A painting by Il Morazzone worth £2 million at risk of leaving UK
- Export bar is to allow time for a UK gallery or institution to acquire the painting
- Painting is the only known surviving self-portrait by the Lombard baroque painter and shows the artist both as a painter and a knight
Self-Portrait as a Knight, with a horse, an easel with painter’s palette and a page’ by Pier Francesco Mazzucchelli, also known as ‘il Morazzone’, is at risk of leaving the country unless a buyer can be found.
The painting is an example of Lombard art, which has its origins in Lombardy in northern Italy during the early 17th century and remains a relatively unexplored field in art history. The style combines natural realism with intense spirituality and piety.
A work by il Morazzone is rare outside of northern Italy and this painting was presumed lost until its appearance on the London art market in 2020. A departure from the UK of this newly discovered self-portrait would amount to a significant loss.
Arts Minister Lord Parkinson of Whitley Bay said:
There are no significant self-portraits by il Morazzone in any public collections in the UK, so this painting is a rare treasure. I hope that a buyer comes forward so that it can be studied and admired in this country.
The Minister’s decision follows the advice of the Reviewing Committee on the Export of Works of Art and Objects of Cultural Interest. The Committee agreed that this is an extraordinary and rare work from an important school of Italian painting notably absent from UK collections and the significance of this being il Morazzone’s only known self-portrait. As such, they agreed that the painting held importance for research into the social status of painters in 17th century Lombardy.
Committee Member Professor Mark Hallett said:
This is an unusually complex and fascinating picture that cries out for further research and analysis, both as a self-portrait of an important painter from the period, and as a work that illuminates the wider social and cultural dynamics of the 17 th century Lombardy art world.
The painting, which for many years was housed in an English family collection, also has the potential to provide new and important perspectives on the collecting of Italian Baroque art in Britain.
The Committee made its recommendation on the grounds that the departure of the painting from the UK would be a misfortune owing to its outstanding significance for the study of Lombard painting during the baroque period.
The decision on the export licence application for the painting will be deferred for a period ending on 8th November 2022 inclusive. At the end of the first deferral period owners will have a consideration period of 15 Business Days to consider any offer(s) to purchase the painting at the recommended price of £2,000,000. The second deferral period will commence following the signing of an Option Agreement and will last for four months.
Notes to editors
- Organisations or individuals interested in purchasing the painting should contact the RCEWA on 0845 300 6200.
- Details of the painting are as follows:
Pier Francesco Mazzucchelli, called ‘il Morazzone’ (1573–1626)
Self-Portrait as a Knight, with a horse, an easel with painter’s palette and a page, about 1605–10
Oil on canvas
78.6 x 59.3 cm
The painting has been recently cleaned and restored.
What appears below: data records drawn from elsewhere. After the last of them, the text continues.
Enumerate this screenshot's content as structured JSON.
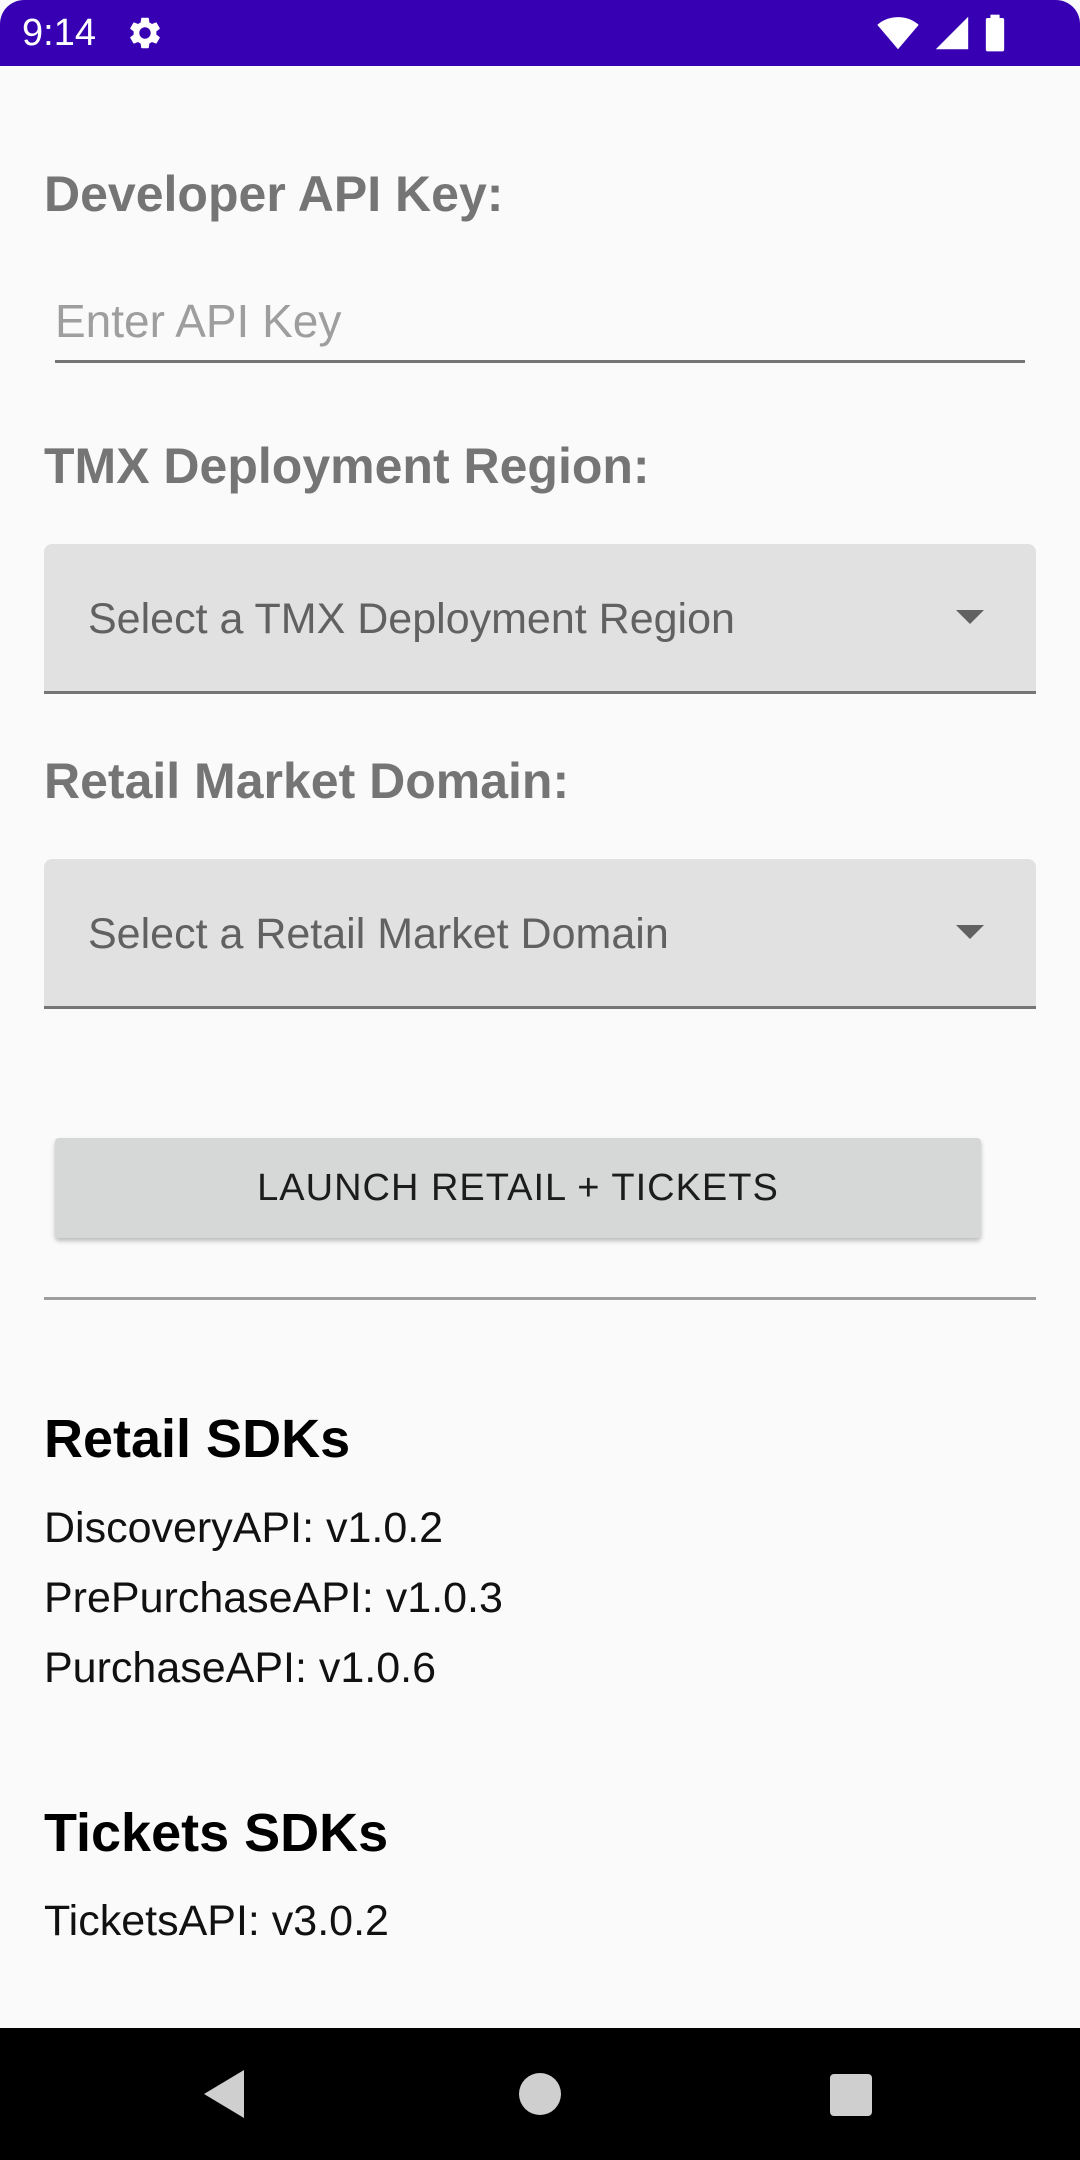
{
  "status_bar": {
    "time": "9:14",
    "background_color": "#3700b3",
    "icons": [
      "gear-icon",
      "wifi-icon",
      "signal-icon",
      "battery-icon"
    ]
  },
  "form": {
    "api_key_label": "Developer API Key:",
    "api_key_placeholder": "Enter API Key",
    "api_key_value": "",
    "region_label": "TMX Deployment Region:",
    "region_placeholder": "Select a TMX Deployment Region",
    "domain_label": "Retail Market Domain:",
    "domain_placeholder": "Select a Retail Market Domain",
    "launch_button": "LAUNCH RETAIL + TICKETS"
  },
  "retail_sdks": {
    "title": "Retail SDKs",
    "items": [
      "DiscoveryAPI: v1.0.2",
      "PrePurchaseAPI: v1.0.3",
      "PurchaseAPI: v1.0.6"
    ]
  },
  "tickets_sdks": {
    "title": "Tickets SDKs",
    "items": [
      "TicketsAPI: v3.0.2"
    ]
  },
  "nav_bar": {
    "icons": [
      "back-icon",
      "home-icon",
      "recents-icon"
    ]
  }
}
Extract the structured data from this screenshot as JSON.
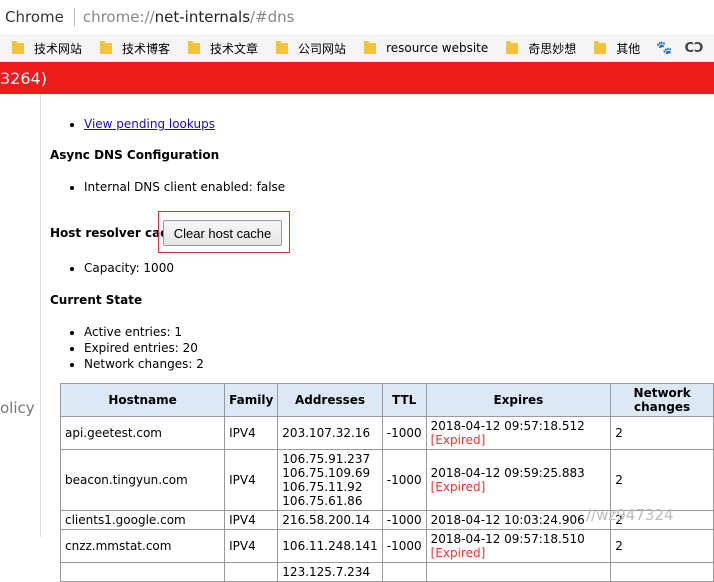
{
  "address_bar": {
    "app_name": "Chrome",
    "url_scheme": "chrome://",
    "url_host": "net-internals",
    "url_hash": "/#dns"
  },
  "bookmarks": [
    {
      "label": "技术网站",
      "icon": "folder-icon"
    },
    {
      "label": "技术博客",
      "icon": "folder-icon"
    },
    {
      "label": "技术文章",
      "icon": "folder-icon"
    },
    {
      "label": "公司网站",
      "icon": "folder-icon"
    },
    {
      "label": "resource website",
      "icon": "folder-icon"
    },
    {
      "label": "奇思妙想",
      "icon": "folder-icon"
    },
    {
      "label": "其他",
      "icon": "folder-icon"
    }
  ],
  "bookmark_extras": {
    "paw": "🐾",
    "cc": "CↃ",
    "jian": "简",
    "grid": "⊞"
  },
  "header": {
    "text": "3264)"
  },
  "sidebar": {
    "partial_label": "olicy"
  },
  "dns": {
    "pending_link": "View pending lookups",
    "async_title": "Async DNS Configuration",
    "async_items": [
      "Internal DNS client enabled: false"
    ],
    "host_cache_title": "Host resolver cache",
    "clear_button": "Clear host cache",
    "capacity": "Capacity: 1000",
    "current_state_title": "Current State",
    "state_items": [
      "Active entries: 1",
      "Expired entries: 20",
      "Network changes: 2"
    ]
  },
  "table": {
    "headers": [
      "Hostname",
      "Family",
      "Addresses",
      "TTL",
      "Expires",
      "Network changes"
    ],
    "rows": [
      {
        "hostname": "api.geetest.com",
        "family": "IPV4",
        "addresses": [
          "203.107.32.16"
        ],
        "ttl": "-1000",
        "expires": "2018-04-12 09:57:18.512",
        "expired": "[Expired]",
        "changes": "2"
      },
      {
        "hostname": "beacon.tingyun.com",
        "family": "IPV4",
        "addresses": [
          "106.75.91.237",
          "106.75.109.69",
          "106.75.11.92",
          "106.75.61.86"
        ],
        "ttl": "-1000",
        "expires": "2018-04-12 09:59:25.883",
        "expired": "[Expired]",
        "changes": "2"
      },
      {
        "hostname": "clients1.google.com",
        "family": "IPV4",
        "addresses": [
          "216.58.200.14"
        ],
        "ttl": "-1000",
        "expires": "2018-04-12 10:03:24.906",
        "expired": "",
        "changes": "2"
      },
      {
        "hostname": "cnzz.mmstat.com",
        "family": "IPV4",
        "addresses": [
          "106.11.248.141"
        ],
        "ttl": "-1000",
        "expires": "2018-04-12 09:57:18.510",
        "expired": "[Expired]",
        "changes": "2"
      },
      {
        "hostname": "",
        "family": "",
        "addresses": [
          "123.125.7.234"
        ],
        "ttl": "",
        "expires": "",
        "expired": "",
        "changes": ""
      }
    ]
  },
  "watermark": "//wz947324"
}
The canvas was lined, perhaps in the late 19th or early 20th century. While the original tacking edges have been lost there is evidence of cusping at top and bottom, and although there is a narrow band of damage along the left vertical edge the overall format seems to be well preserved. Although there are no significant damages, there is evidence of wear in some of the darker areas – in the background, the man’s hair, in the darker parts of his face and on his grey cloak – which is not unexpected in a painting of this date.
Diego Felípez de Guzmán y Dávila, 1st Marqués de Leganés (1580–1655), Madrid, by 1642;
Recorded in the Leganés collection, in Morata de Tajuña (south-east of Madrid), in 1655;
Collection of the counts of Altamira, Morata de Tajuña, by 1753;
[The picture presumably made its way from Spain to England in the late 18th or early 19th century];
Catherine Brooks (1853–1934), Flitwick Manor, Bedfordshire;
By whom left to her cousin, Robert Adolphus Lyall (1876–1948);
Thence by descent until offered for sale, Bonhams, London, 8 July 2020, lot 312 (as Circle of Gian Lorenzo Bernini), estimate £40-60,000 (withdrawn);
Purchased privately by the present owner.
The Reviewing Committee on the Export of Works of Art and Objects of Cultural Interest is an independent body, serviced by the Arts Council (ACE), which advises the Secretary of State for Digital, Culture, Media and Sport on whether a cultural object, intended for export, is of national importance under specified criteria.
Arts Council England is the national development agency for creativity and culture. They have set out in their strategic vision in Let’s Create that by 2030 they want England to be a country in which everyone’s creativity is valued and given the chance to flourish and where everyone has access to a remarkable range of high-quality cultural experiences. ACE invest public money from the Government and The National Lottery to help support the sector and to deliver this vision.
Following the Covid-19 crisis, the Arts Council developed a £160 million Emergency Response Package, with nearly 90% coming from the National Lottery, for organisations and individuals needing support. They are also one of the bodies responsible for administering the Government’s unprecedented Culture Recovery Fund.